Most days spent backyard birding are pure bliss; we get to witness aerial acrobatics, courtships displays and fledglings learning to fly. We’re treated to the sweet sound of birdsong. And then there are days like today. Difficult days when you’re reminded why birds lay multiple clutches of more than just one egg.
Less than a week ago, I posted this image of three Dark-eyed Junco babies that had just hatched. I was thrilled that Mr. and Mrs. Junco had built their nest in our backyard for the third year in a row and that I was going to see another generation of baby birds grow up.
Unfortunately, today I have some sad news. This morning after breakfast I heard an extraordinary amount of chirping through the open window of our bathroom, so I went outside to investigate. What I found was very upsetting …
Mom and Pop Junco were bravely trying to save their newly hatched chicks from a snake.
If you recall, the birds had built their nest inside a plastic bag filled with dead ferns that I had left leaning up against my potting bench. You can see the orange and white plastic bag in the image below; the nest is situated about five inches below the bag opening, very well hidden from view by dead fern fronds.
When I arrived on the scene this morning, the pair of tiny adult birds were valiantly swooping to the nest from a nearby tree, landing on or near the bag – all the while, chirping loudly in distress. Then they’d swoop away and try again. I immediately realized something was wrong and looked inside the bag. I wasn’t fully prepared to see what I saw: a snake – about 18″ long and as thick as my thumb – inside the bag, partially on the nest, swallowing one of the three baby birds.
I’ll warn you now – if an image of a snake swallowing a bird is something you don’t want to see, stop reading now. FYI: thankfully, the two remaining baby birds survived.
I screamed for my husband to come outside and grabbed a long wire plant support that was thankfully sitting right on top of my potting bench. I bent one end to create a hook and tried lifting the snake out of the bag. My first two attempts were unsuccessful – the snake kept slipping right off the hook and back into the bag. I realized I needed second hook, so I grabbed a six inch long stainless steel landscape staple (normally used to secure drip irrigation tubing) that was again, thankfully, sitting right on top of my potting bench. Using both hooks, I managed to carefully lift the snake out of the bag and drop it into a five gallon bucket that my husband had grabbed from beneath the potting bench. My hands weren’t shaking, but my heart was pounding.
With bucket in hand, I walked very quickly out of the backyard, while shouting for my husband to go grab my camera. Below are two images I managed to capture after I released the snake onto an old stump, located far, far away from the bird’s nest.
When my husband and I returned to the scene of the tragedy, Mom and Dad Junco were still in distress. They were still trying to see into the bag, but clearly afraid that the snake was still there. We checked the area for more snakes (found none, thankfully) and then placed a five gallon bucket next the the bag so they could land closer in order to see inside the nest.

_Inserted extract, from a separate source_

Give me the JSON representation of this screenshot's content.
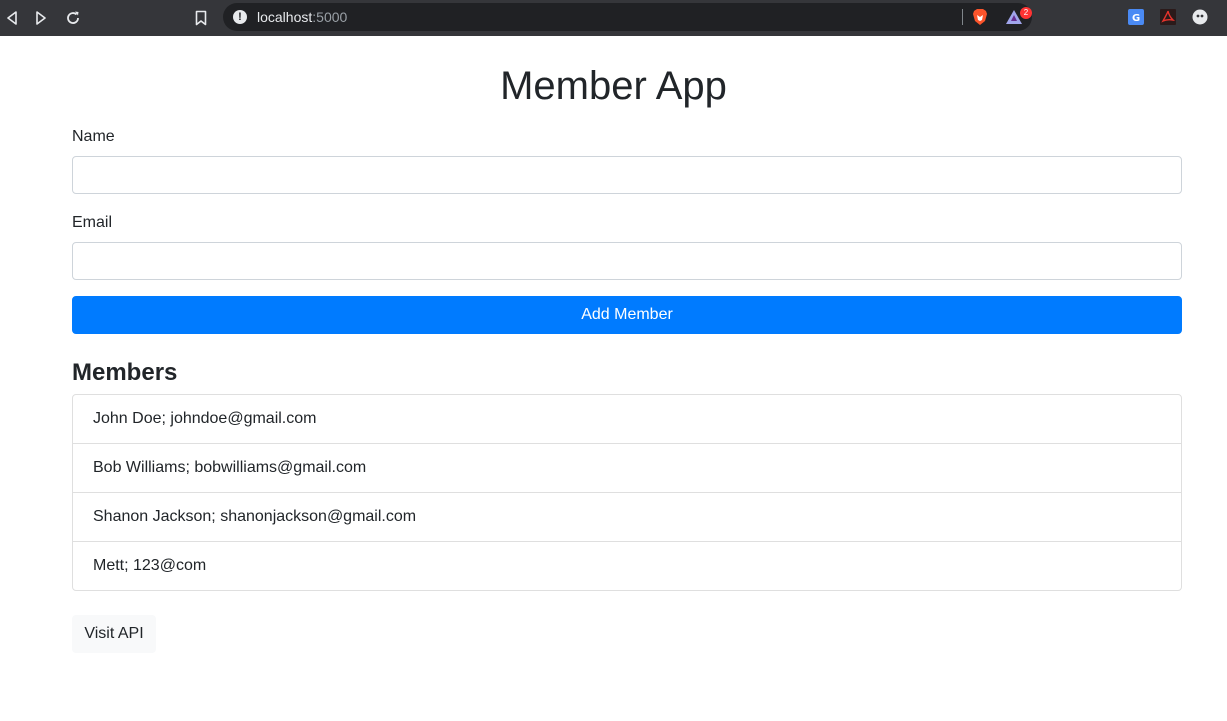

After a few minor adjustments (we didn’t try to move the nest or chicks), the birds finally landed on the rim of the bucket and checked on their two remaining babies. And with that we left them alone (after scattering some bird seed and refilling their water dish). Things immediately quieted down and we breathed a sigh of relief.
An hour later, I went back out to check on them and all was well. Mom and Dad were eating the bird seed that I had scattered, so I quickly checked on the nest and managed to capture a quick photograph of the two remaining Junco babies.
The newly hatched chicks had changed position and were now laying side-by-side, both facing the same direction. As soon as I left, Mama Junco was back in the nest and Papa Junco was back in the nearby tree, watching over them.
If you find an animal in distress and aren’t sure what you should do, clicking here will direct you to the wonderfully helpful Wildlife Center of Silicon Valley website. Their flow-charts will walk you through the decision making steps needed to evaluate the situation and choose the best course of action. Their website also has excellent information to help you coexist with the wildlife living in your backyard and city parks.
Even if you aren’t a resident of California, I think you’ll find the information on their website very useful. The Wildlife Center of Silicon Valley provides quality care and rehabilitation to injured, sick and orphaned wildlife in Silicon Valley. You can read about some of their success stories by clicking here. They’ve successfully rehabilitated and released an injured bobcat, Red-Shouldered Hawk, Peregrine Falcon, Barn Owl babies and a Double-crested Cormorant that had swallowed a fishing hook.
Finally, the Wildlife Center of Silicon Valley website also offers a wealth of information to help you attract birds and wildlife to your garden, fend off mosquitos, protect the wildlife in your yard, learn more about beneficial insects, help you certify your garden as a wildlife sanctuary and learn more about many species of animals that live in your yard.
I’ll wrap this up by simply saying that as heartbreaking as it was to see one baby bird perish, we’re thankful two others survived.